Fat is an essential part of cooking. It adds flavor as well as helps food brown and cook. It is important to know that not all fats are created equal. The easiest distinction is the source of the fat (animal or vegetable). Every fat, even within the same category, has subtle and not so subtle differences and each fat has its own uses as well as tasks that it is not suited for.

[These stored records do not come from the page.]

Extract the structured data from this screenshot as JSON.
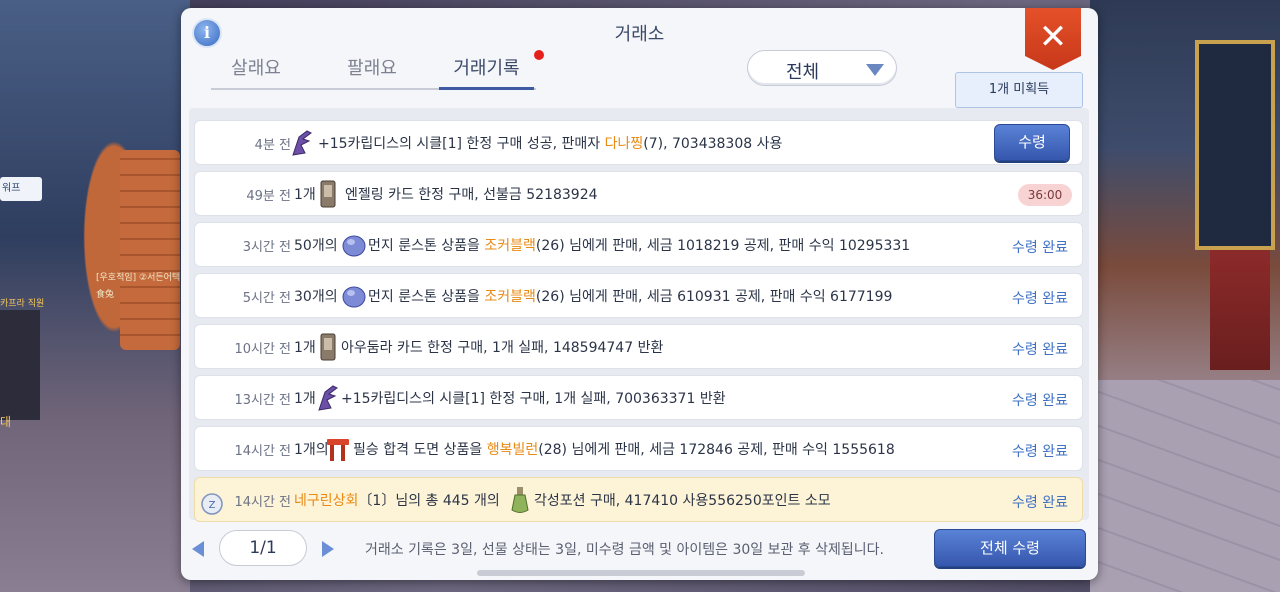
{
  "panel": {
    "title": "거래소",
    "unclaimed_label": "1개 미획득",
    "filter_value": "전체"
  },
  "tabs": [
    {
      "label": "살래요",
      "active": false
    },
    {
      "label": "팔래요",
      "active": false
    },
    {
      "label": "거래기록",
      "active": true
    }
  ],
  "background": {
    "tag": "워프",
    "text1": "[우호적임] ②서든어택",
    "text2": "食兔",
    "text3": "카프라 직원",
    "text4": "대"
  },
  "rows": [
    {
      "time": "4분 전",
      "qty": "",
      "icon": "whip-weapon-icon",
      "desc_pre": "+15카립디스의 시클[1] 한정 구매 성공, 판매자 ",
      "desc_hl": "다나찡",
      "desc_post": "(7), 703438308 사용",
      "status": "",
      "button": "수령",
      "timer": ""
    },
    {
      "time": "49분 전",
      "qty": "1개",
      "icon": "card-icon",
      "desc_pre": "엔젤링 카드 한정 구매, 선불금 52183924",
      "desc_hl": "",
      "desc_post": "",
      "status": "",
      "button": "",
      "timer": "36:00"
    },
    {
      "time": "3시간 전",
      "qty": "50개의",
      "icon": "runestone-icon",
      "desc_pre": "먼지 룬스톤 상품을 ",
      "desc_hl": "조커블랙",
      "desc_post": "(26) 님에게 판매, 세금 1018219 공제, 판매 수익 10295331",
      "status": "수령 완료",
      "button": "",
      "timer": ""
    },
    {
      "time": "5시간 전",
      "qty": "30개의",
      "icon": "runestone-icon",
      "desc_pre": "먼지 룬스톤 상품을 ",
      "desc_hl": "조커블랙",
      "desc_post": "(26) 님에게 판매, 세금 610931 공제, 판매 수익 6177199",
      "status": "수령 완료",
      "button": "",
      "timer": ""
    },
    {
      "time": "10시간 전",
      "qty": "1개",
      "icon": "card-icon",
      "desc_pre": "아우둠라 카드 한정 구매, 1개 실패, 148594747 반환",
      "desc_hl": "",
      "desc_post": "",
      "status": "수령 완료",
      "button": "",
      "timer": ""
    },
    {
      "time": "13시간 전",
      "qty": "1개",
      "icon": "whip-weapon-icon",
      "desc_pre": "+15카립디스의 시클[1] 한정 구매, 1개 실패, 700363371 반환",
      "desc_hl": "",
      "desc_post": "",
      "status": "수령 완료",
      "button": "",
      "timer": ""
    },
    {
      "time": "14시간 전",
      "qty": "1개의",
      "icon": "blueprint-icon",
      "desc_pre": "필승 합격 도면 상품을 ",
      "desc_hl": "행복빌런",
      "desc_post": "(28) 님에게 판매, 세금 172846 공제, 판매 수익 1555618",
      "status": "수령 완료",
      "button": "",
      "timer": ""
    },
    {
      "time": "14시간 전",
      "qty": "",
      "icon": "potion-icon",
      "desc_pre": "",
      "desc_hl": "네구린상회",
      "desc_post": "〔1〕님의 총 445 개의",
      "desc_post2": "각성포션 구매, 417410 사용556250포인트 소모",
      "status": "수령 완료",
      "button": "",
      "timer": ""
    }
  ],
  "footer": {
    "page": "1/1",
    "notice": "거래소 기록은 3일, 선물 상태는 3일, 미수령 금액 및 아이템은 30일 보관 후 삭제됩니다.",
    "claim_all": "전체 수령"
  }
}
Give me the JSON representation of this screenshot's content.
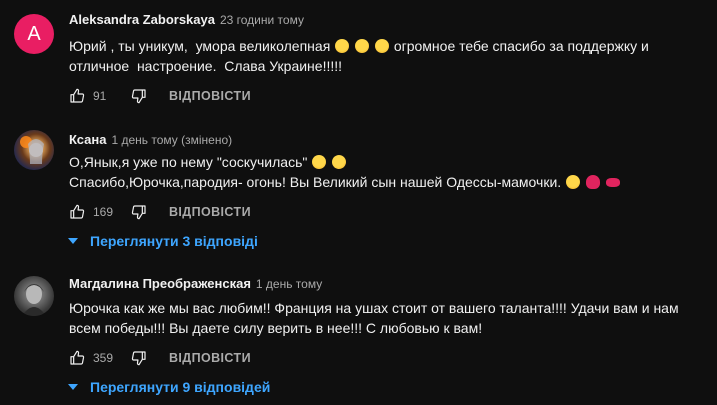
{
  "comments": [
    {
      "author": "Aleksandra Zaborskaya",
      "time": "23 години тому",
      "avatar_letter": "A",
      "line1_a": "Юрий , ты уникум,  умора великолепная ",
      "line1_b": " огромное тебе спасибо за поддержку и",
      "line2": "отличное  настроение.  Слава Украине!!!!!",
      "likes": "91",
      "reply_label": "ВІДПОВІСТИ"
    },
    {
      "author": "Ксана",
      "time": "1 день тому (змінено)",
      "line1_a": "О,Янык,я уже по нему \"соскучилась\" ",
      "line2_a": "Спасибо,Юрочка,пародия- огонь! Вы Великий сын нашей Одессы-мамочки. ",
      "likes": "169",
      "reply_label": "ВІДПОВІСТИ",
      "replies_label": "Переглянути 3 відповіді"
    },
    {
      "author": "Магдалина Преображенская",
      "time": "1 день тому",
      "line1": "Юрочка как же мы вас любим!! Франция на ушах стоит от вашего таланта!!!! Удачи вам и нам",
      "line2": "всем победы!!! Вы даете силу верить в нее!!! С любовью к вам!",
      "likes": "359",
      "reply_label": "ВІДПОВІСТИ",
      "replies_label": "Переглянути 9 відповідей"
    }
  ],
  "colors": {
    "background": "#0f0f0f",
    "text": "#f1f1f1",
    "secondary": "#aaaaaa",
    "link": "#3ea6ff",
    "avatar_a": "#e91e63"
  }
}
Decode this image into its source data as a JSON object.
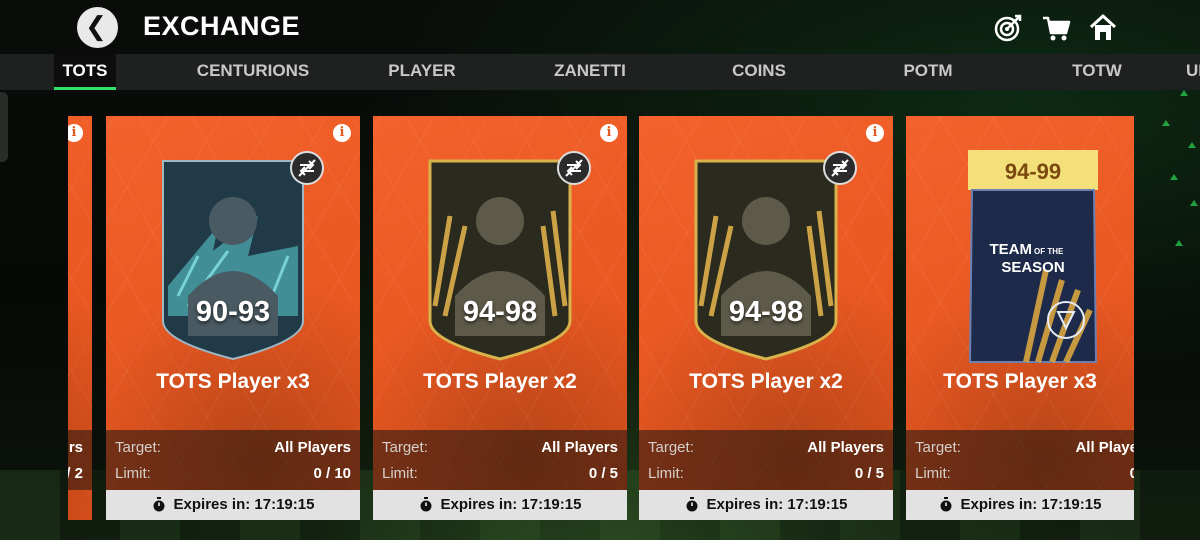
{
  "header": {
    "title": "EXCHANGE",
    "icons": [
      "back-chevron-icon",
      "objectives-target-icon",
      "store-cart-icon",
      "home-icon"
    ]
  },
  "tabs": [
    {
      "label": "TOTS",
      "active": true
    },
    {
      "label": "CENTURIONS"
    },
    {
      "label": "PLAYER"
    },
    {
      "label": "ZANETTI"
    },
    {
      "label": "COINS"
    },
    {
      "label": "POTM"
    },
    {
      "label": "TOTW"
    },
    {
      "label": "UI"
    }
  ],
  "peek_card": {
    "limit_fragment": "/ 2",
    "target_fragment": "rs"
  },
  "cards": [
    {
      "rating": "90-93",
      "name": "TOTS Player x3",
      "target_label": "Target:",
      "target": "All Players",
      "limit_label": "Limit:",
      "limit": "0 / 10",
      "expires": "Expires in: 17:19:15",
      "card_style": "blue"
    },
    {
      "rating": "94-98",
      "name": "TOTS Player x2",
      "target_label": "Target:",
      "target": "All Players",
      "limit_label": "Limit:",
      "limit": "0 / 5",
      "expires": "Expires in: 17:19:15",
      "card_style": "gold"
    },
    {
      "rating": "94-98",
      "name": "TOTS Player x2",
      "target_label": "Target:",
      "target": "All Players",
      "limit_label": "Limit:",
      "limit": "0 / 5",
      "expires": "Expires in: 17:19:15",
      "card_style": "gold"
    },
    {
      "pack_rating": "94-99",
      "pack_title_1": "TEAM",
      "pack_title_2": "OF THE",
      "pack_title_3": "SEASON",
      "name": "TOTS Player x3",
      "target_label": "Target:",
      "target": "All Playe",
      "limit_label": "Limit:",
      "limit": "0",
      "expires": "Expires in: 17:19:15",
      "card_style": "pack"
    }
  ],
  "colors": {
    "card_orange": "#ee5a24",
    "tab_accent": "#33e06a",
    "tab_bar": "#1f2120"
  }
}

Butter is one of the oldest used fats for cooking. In fact, it is a key ingredient in many of the cuisines of the world due to its incomparable flavor. While it is used primarily in sauces, pastries, creams and soups, butter is actually a somewhat poor cooking medium by itself due to the very low smoke point, or the temperature at which a fat begins to break down and smoke. Normal butter has the lowest smoke point of all commonly used fats for cooking and clarified butter has a higher smoke point. Oils (mainly vegetable) with a higher smoke point are often used with butter to increase the temperatures at which it can be used to cook.

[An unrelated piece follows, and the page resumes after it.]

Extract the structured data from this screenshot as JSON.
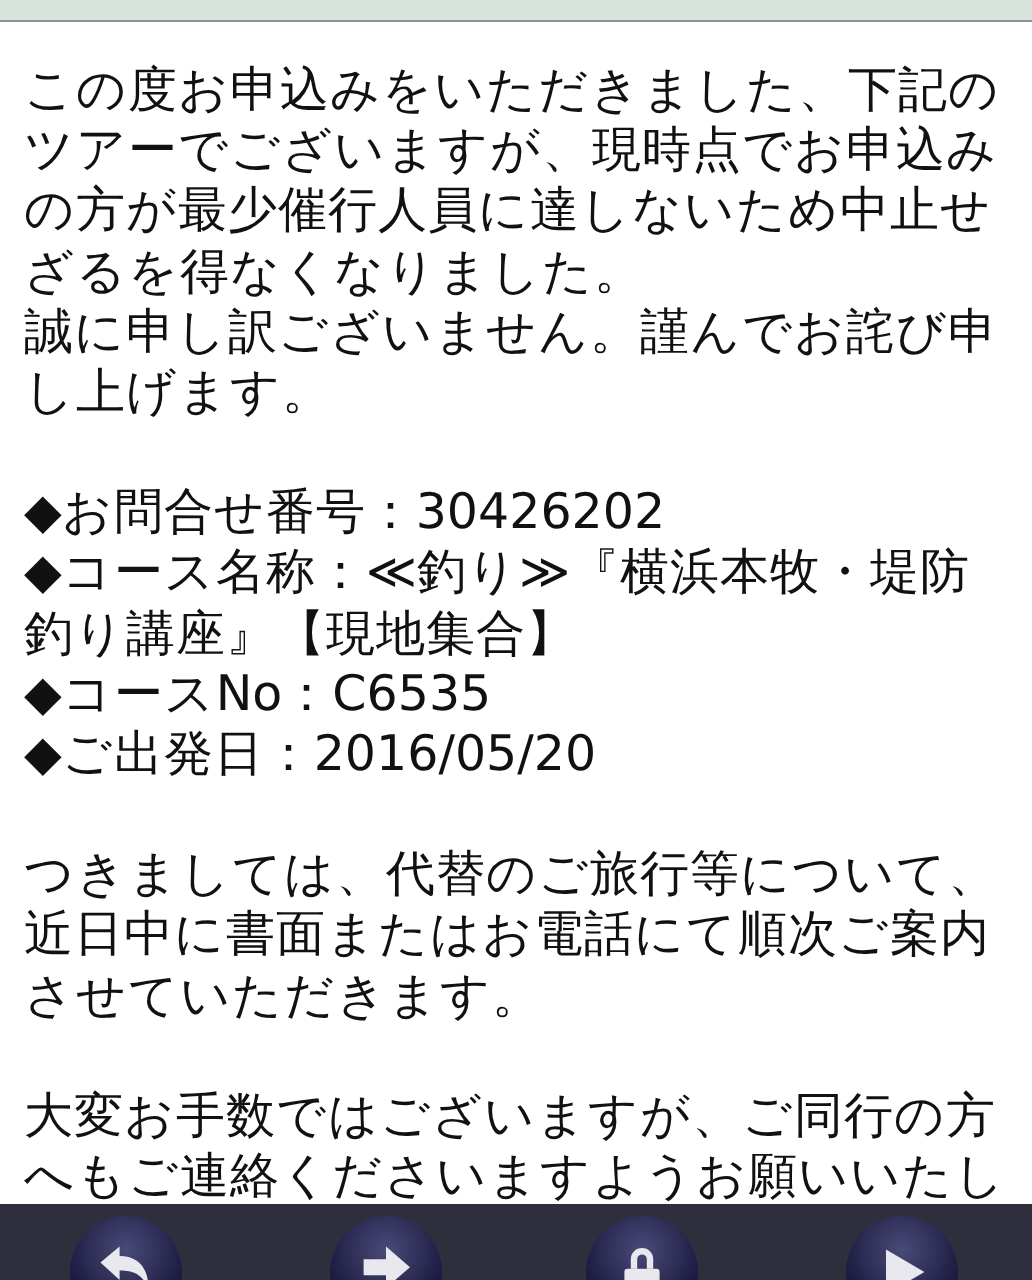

The next most accepted cooking fat is oil. Oils come from a variety of sources including seeds, plants and vegetables; each with its own properties. Vegetable oils are extracted from a variety of plants including corn, peanuts, soy beans, cotton, sesame, or grape seeds. These oils are virtually odorless and have a neutral flavor. Due to the relatively high smoke points, these oils are great high heat cooking methods and applications.

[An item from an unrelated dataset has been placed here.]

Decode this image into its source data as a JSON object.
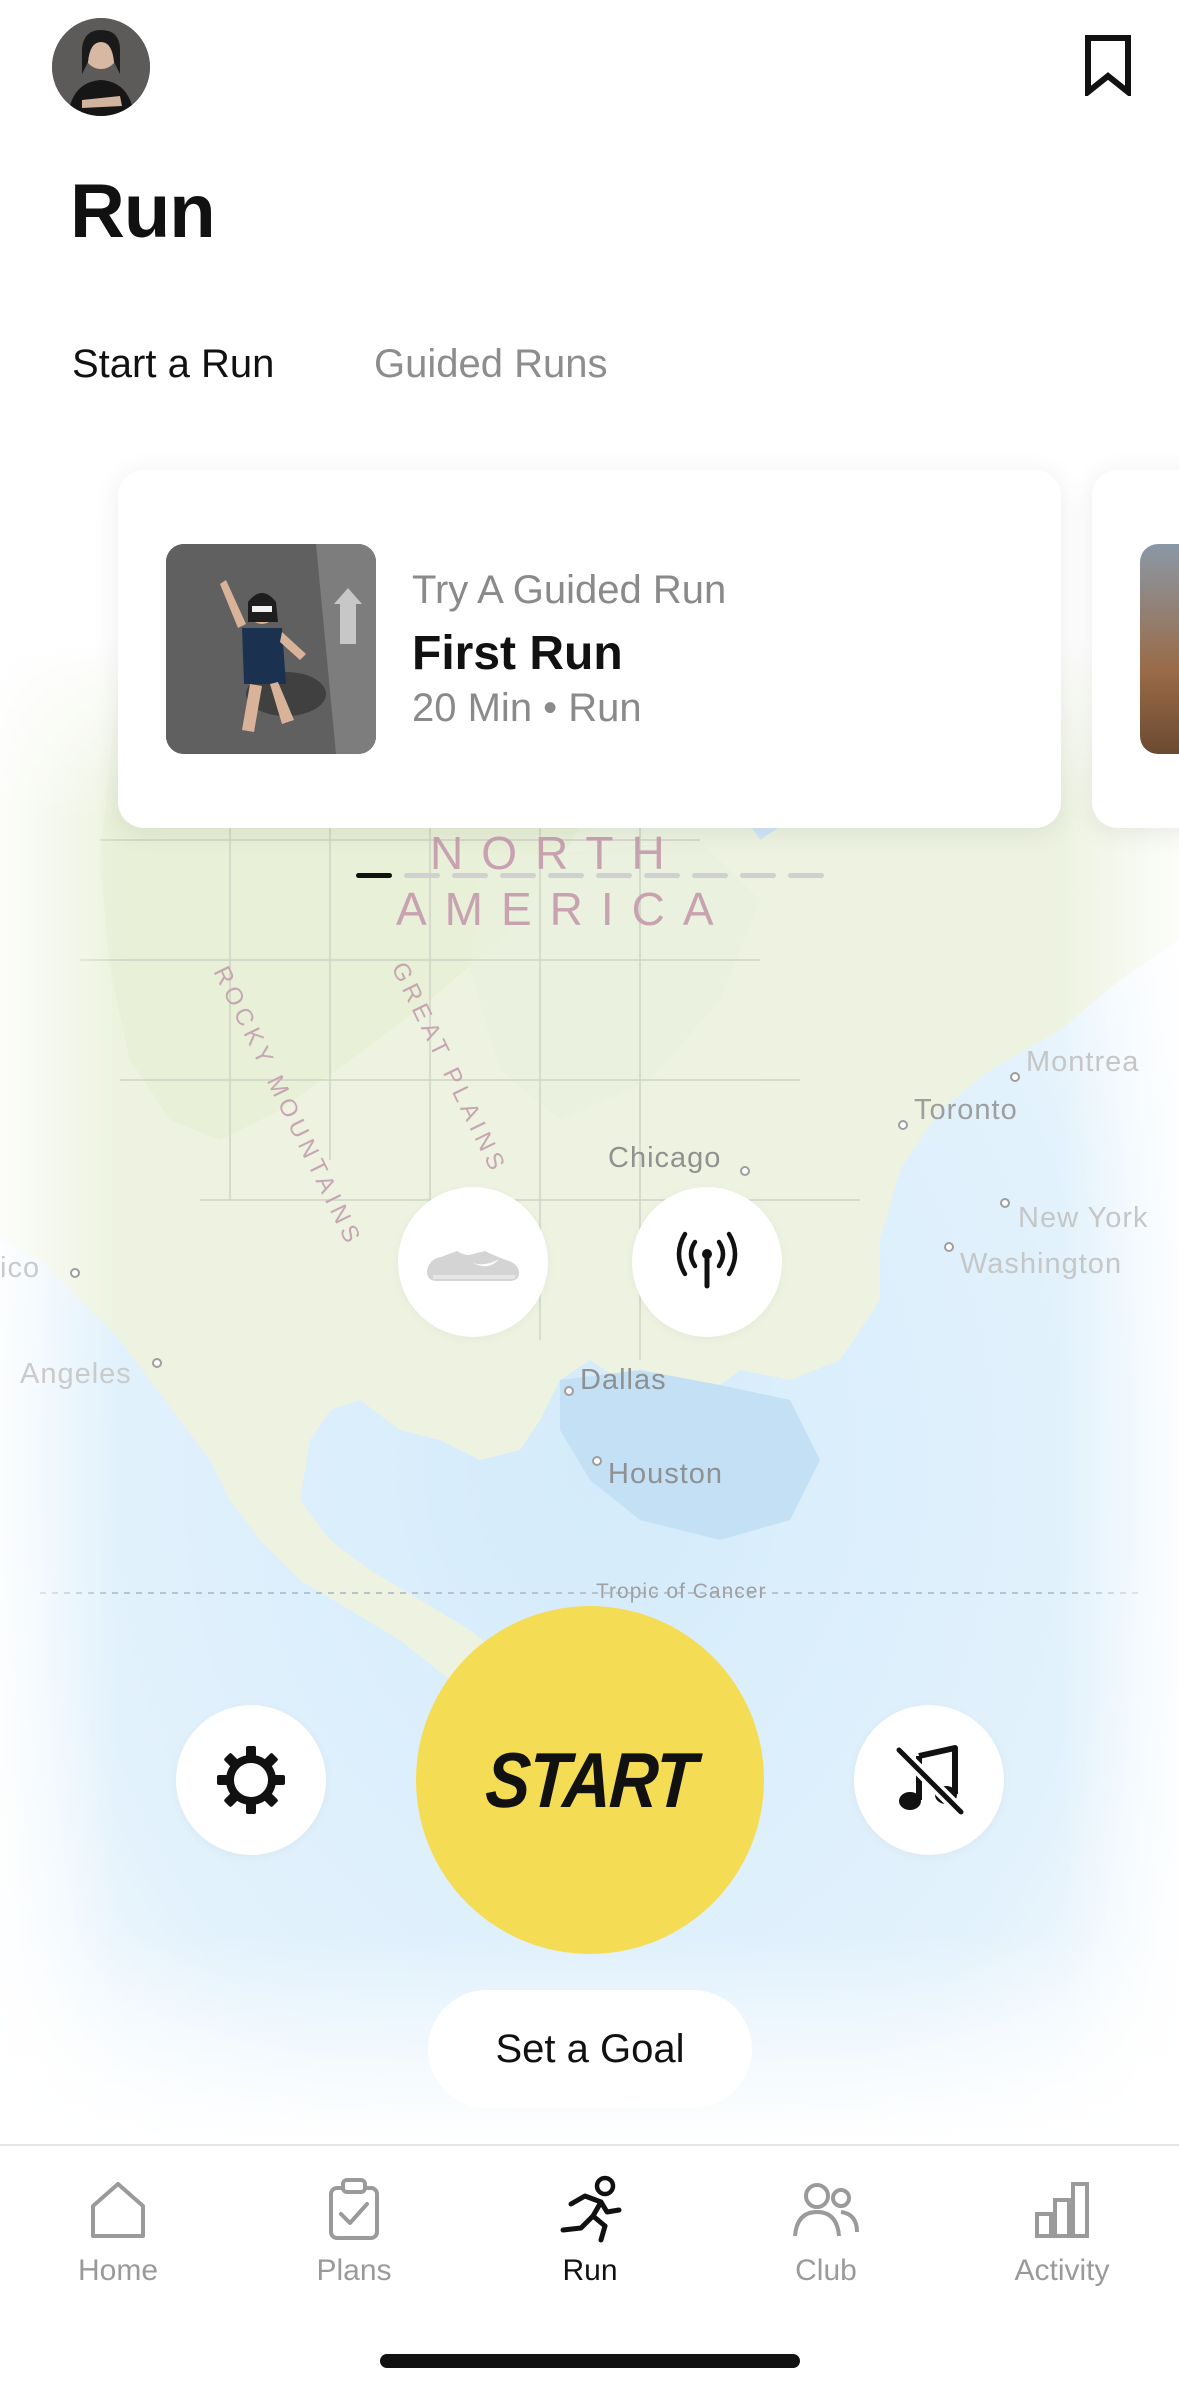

Nut oils are extracted from a variety of nuts and have strong flavors and aromas. These oils are used more as flavoring additives to things such as dressings and marinades. Even with a higher smoke point, heat degenerates the flavor of these oils, so they are not recommended for high heat cooking.
Olive oil is one of the most commonly used oils in the kitchen. It is the only oil to be extracted from a fruit rather than a grain, nut, or seed. Olive oil has a big variation due to multiple factors such as the variety of tree, the ripeness of the olives, the soil, the climate and even the olives themselves. The designations of virgin, extra virgin, and pure refer to the acidity of the oil as well as the extent of processing used to extract the oil. Virgin and extra virgin oils have been produced by the use of mechanical means only, with no chemical treatment. Extra virgin oils have less than 1% acidity while virgin oils have less than 3%. Extra virgin oil has a relatively low smoke point as well as the fact that adding heat takes away what makes it extra virgin, so it is not really suitable for high heat cooking. Instead, good quality olive oil should be enjoyed on its own or as a flavor enhancer. If you want to use olive oil for cooking use pure olive oil instead. The flavor of the olive oil can also range from quite mild to very strong. Personal preference as well as the application should ultimately decide which oil to use.
Cooking without fat really isn’t cooking and when used properly, adds another dimension to dishes. The key is to know what fat to use for what purpose.
Photos courtesy of Charleigh McAlexander.